[excerpted from Readings in Modern European History, James Harvey Robinson and Charles Beard, eds. (Boston:Ginn and Company, 1908), pp. 82-84]

The following is the declaration which the minister plenipotentiary of Russia communicated in the name of her Imperial Majesty Catharine II, to the king and republic of Poland on September 18, 1772, announcing the first partition of that country.

The States bordering upon Poland have so often been involved in the disorders which have arisen during interregnums in that kingdom, that the experience of the past would in any case have led the neighboring powers to occupy themselves seriously with the affairs of that State the moment that the throne became vacant by the death of King Augustus 111. This consideration and the obvious necessity of preventing the fatal effects of dissensions which threatened to arise with this last vacancy of the throne, led the Court of St. Petersburg to endeavor to bring about a union in favor of a candidate who should be at once the most worthy of the throne, and the most suitable to the interests of his fellow-citizens and of the neighboring States. It endeavored at the same time to rectify certain abuses in the constitution of the Polish State.

The Court of Berlin seconded the measures of its ally, while the Court of Vienna, although anxious to co6perate in assuring the success of these praiseworthy measures, believed it best on account of the embarrassments which might arise from increasing the number of those interfering directly in the domestic affairs of Poland, to remain neutral in this matter as well as in the war which sprang from it between Russia and the Ottoman Port.

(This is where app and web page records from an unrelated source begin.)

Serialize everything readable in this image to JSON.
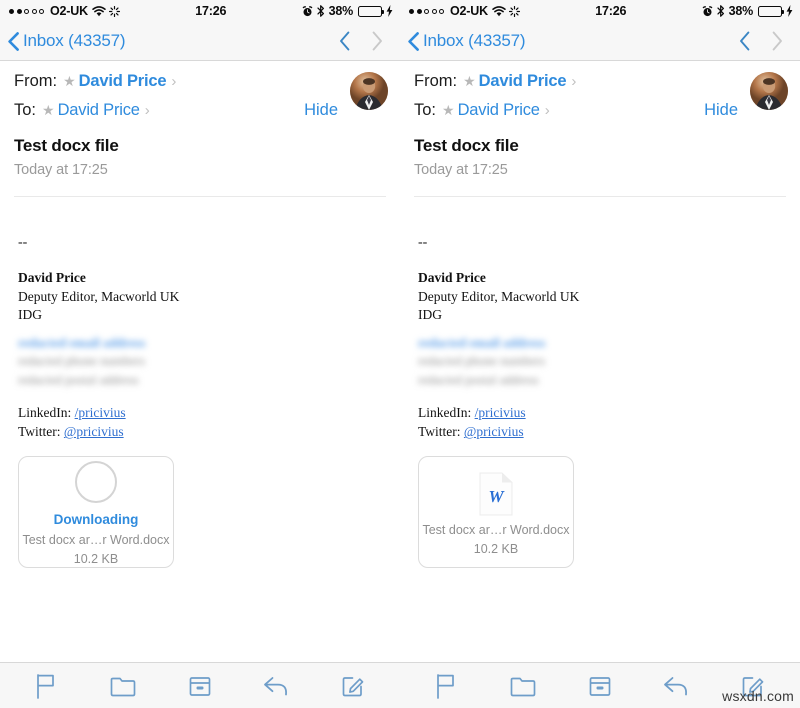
{
  "status_bar": {
    "signal_dots_filled": 2,
    "signal_dots_total": 5,
    "carrier": "O2-UK",
    "wifi_icon": "wifi-icon",
    "activity_icon": "spinner-icon",
    "time": "17:26",
    "alarm_icon": "alarm-clock-icon",
    "bluetooth_icon": "bluetooth-icon",
    "battery_percent": "38%",
    "battery_level": 38,
    "battery_color": "#4cd755",
    "charging_icon": "lightning-bolt-icon"
  },
  "nav_bar": {
    "back_icon": "chevron-left-icon",
    "back_label": "Inbox (43357)",
    "prev_icon": "chevron-up-icon",
    "next_icon": "chevron-down-icon",
    "prev_enabled_color": "#3b86c4",
    "next_disabled_color": "#c9c9c9"
  },
  "message_header": {
    "from_label": "From:",
    "from_name": "David Price",
    "to_label": "To:",
    "to_name": "David Price",
    "star_icon": "star-icon",
    "disclosure_icon": "chevron-right-icon",
    "hide_label": "Hide",
    "avatar_icon": "avatar",
    "accent_color": "#2f8bdd"
  },
  "message": {
    "subject": "Test docx file",
    "date": "Today at 17:25"
  },
  "signature": {
    "dashes": "--",
    "name": "David Price",
    "title": "Deputy Editor, Macworld UK",
    "company": "IDG",
    "redacted_lines": [
      "redacted email address",
      "redacted phone numbers",
      "redacted postal address"
    ],
    "linkedin_label": "LinkedIn:",
    "linkedin_handle": "/pricivius",
    "twitter_label": "Twitter:",
    "twitter_handle": "@pricivius"
  },
  "attachment_left": {
    "state": "downloading",
    "progress_icon": "progress-circle-icon",
    "status_label": "Downloading",
    "filename": "Test docx ar…r Word.docx",
    "filesize": "10.2 KB"
  },
  "attachment_right": {
    "state": "downloaded",
    "file_icon": "word-document-icon",
    "file_icon_letter": "W",
    "filename": "Test docx ar…r Word.docx",
    "filesize": "10.2 KB"
  },
  "toolbar": {
    "flag_label": "Flag",
    "flag_icon": "flag-icon",
    "folder_label": "Move to folder",
    "folder_icon": "folder-icon",
    "archive_label": "Archive",
    "archive_icon": "archive-box-icon",
    "reply_label": "Reply",
    "reply_icon": "reply-arrow-icon",
    "compose_label": "Compose",
    "compose_icon": "compose-pencil-icon",
    "icon_color": "#6e9dc9"
  },
  "watermark": "wsxdn.com"
}
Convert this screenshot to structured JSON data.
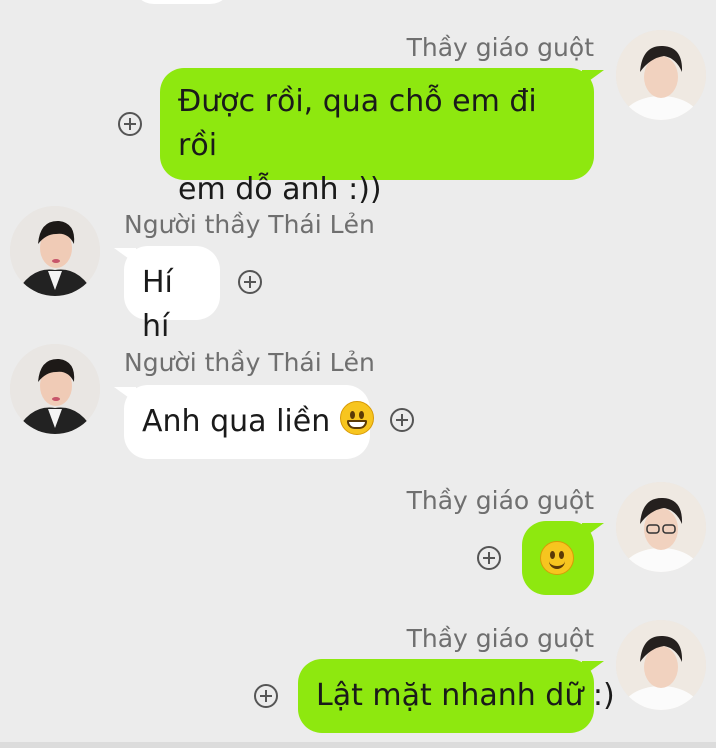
{
  "colors": {
    "background": "#ececec",
    "outgoing_bubble": "#8ee80f",
    "incoming_bubble": "#ffffff",
    "name_text": "#6f6f6f"
  },
  "messages": [
    {
      "direction": "outgoing",
      "sender": "Thầy giáo guột",
      "lines": [
        "Được rồi, qua chỗ em đi rồi",
        "em dỗ anh :))"
      ]
    },
    {
      "direction": "incoming",
      "sender": "Người thầy Thái Lẻn",
      "text": "Hí hí"
    },
    {
      "direction": "incoming",
      "sender": "Người thầy Thái Lẻn",
      "text": "Anh qua liền",
      "emoji": "grinning-face-emoji"
    },
    {
      "direction": "outgoing",
      "sender": "Thầy giáo guột",
      "emoji": "slightly-smiling-face-emoji"
    },
    {
      "direction": "outgoing",
      "sender": "Thầy giáo guột",
      "text": "Lật mặt nhanh dữ :)"
    }
  ]
}
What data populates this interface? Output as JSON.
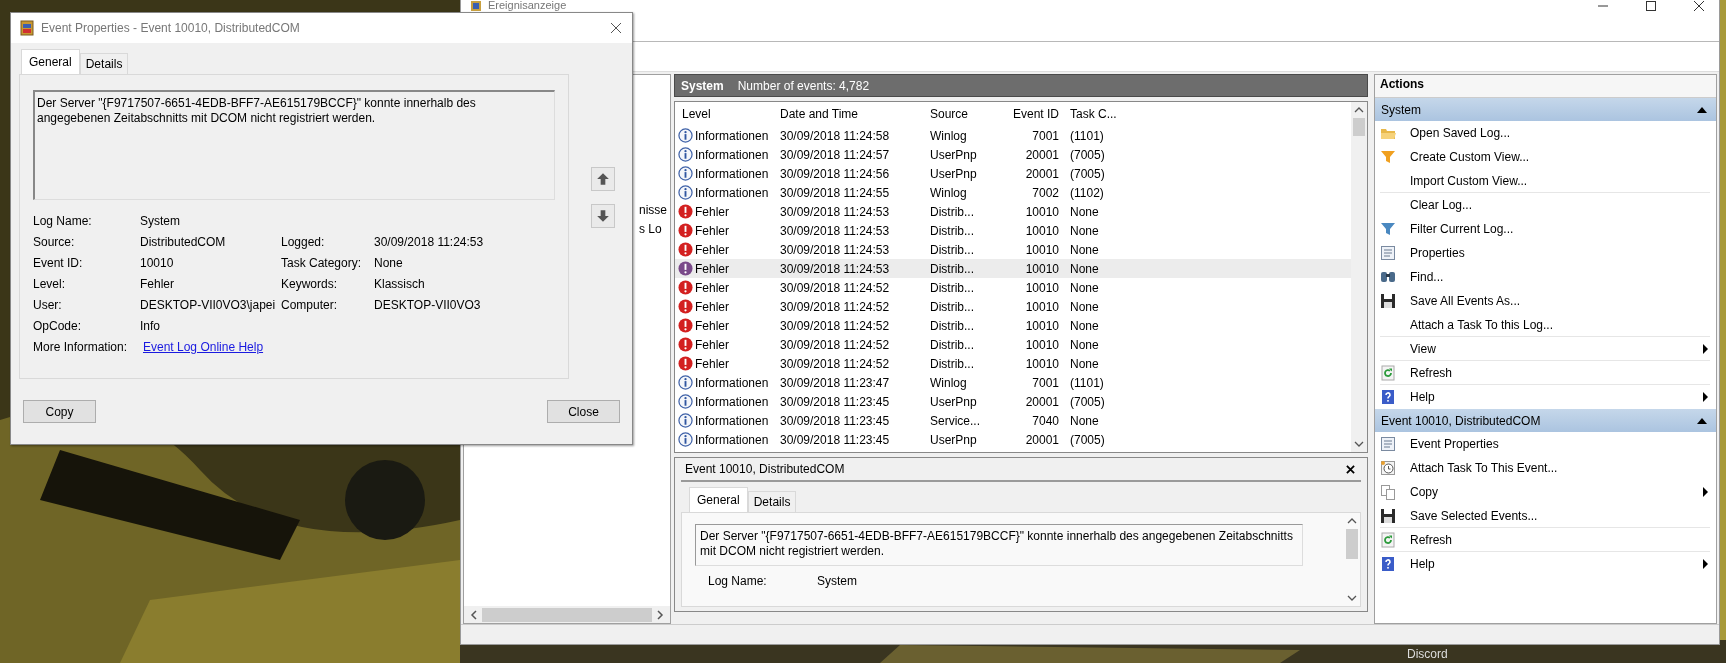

As a result of these measures, the powers had the satisfaction of seeing the free and legal election of King Stanislas, who is now reigning, as well as other useful results. Everything seemed to promise a firm peace for both Poland and her neighbors, but unhappily the spirit of discord took possession of a portion of the nation, and destroyed in an instant all these hopes. Citizens armed themselves against one another, factions usurped the legitimate authority, which they abused in utter contempt of law, good order, and public security. justice, the police, commerce, yes, agriculture itself, all were destroyed.

The natural connection between Poland and her neighbors led them to feel most keenly the sad effects of these disorders. They have been forced for a long time to take the most costly measures in order to assure the tranquillity of their own frontiers, and they are exposed, owing to uncertainty of what may result from the destruction of this kingdom, to the danger of the decline of the friendship and harmony which now exists among them. Nothing is consequently more urgent than a prompt remedy for these ills, which are producing the most vexatious effects in the neighboring states, and which, if no measures of prevention are taken, will probably entail modifications of the political system of this part of Europe.

Reasons of such weight forbid his Majesty the King of Prussia, her Majesty the Empress, Queen of Hungary and Bohemia, and her Imperial Majesty of all the Russias longer to defer taking a decisive stand in so critical a situation. These powers have agreed accordingly to attempt to reach without loss of time a common understanding, in order to restore peace and good order in Poland, and establish the ancient constitution of this State and the liberties of the nation upon a sound basis.

But while they have been able to prevent for the moment the ruin and the arbitrary destruction of this kingdom, owing to the friendship and good intelligence which now exists among them, they have had no assurance that they would meet with equal success in the future. They all had considerable claims
upon various possessions of the republic. They could not allow these to be abandoned to the course of events; they consequently determined to enforce their ancient rights and legitimate claims on the possessions of the republic, - claims which each is ready to justify in due time and in the proper place.

Consequently his Majesty the King of Prussia, her Majesty the Empress, Queen of Hungary and Bohemia, and her Imperial Majesty of all the Russias, having mutually set forth their rights and claims, and having come to an agreement, will each take an equivalent of the district to which they lay claim, and will put themselves in effective possession of those portions of Poland which are calculated to serve hereafter as the most natural and secure boundary between them. Each of the three powers reserves the privilege of issuing a statement in due time, by which their Majesties will renounce hereafter all rights, claims, and pretensions for damages or interest which they may have upon the possessions and subjects of the Republic.

His Majesty the King of Prussia, her Majesty the Empress, Queen of Hungary and Bohemia, and her Majesty the Empress of all the Russias believe it their duty to announce their intentions to the whole Polish nation, requesting them to banish, or at least suppress, the spirit of disorder, so that the nation, coming together legally, can concert in the diet with the three courts in regard to the means for re6stablishing order and tranquillity, as well as to confirm by formal acts the exchange of titles and claims of each of the powers to those regions of which they have just taken possession.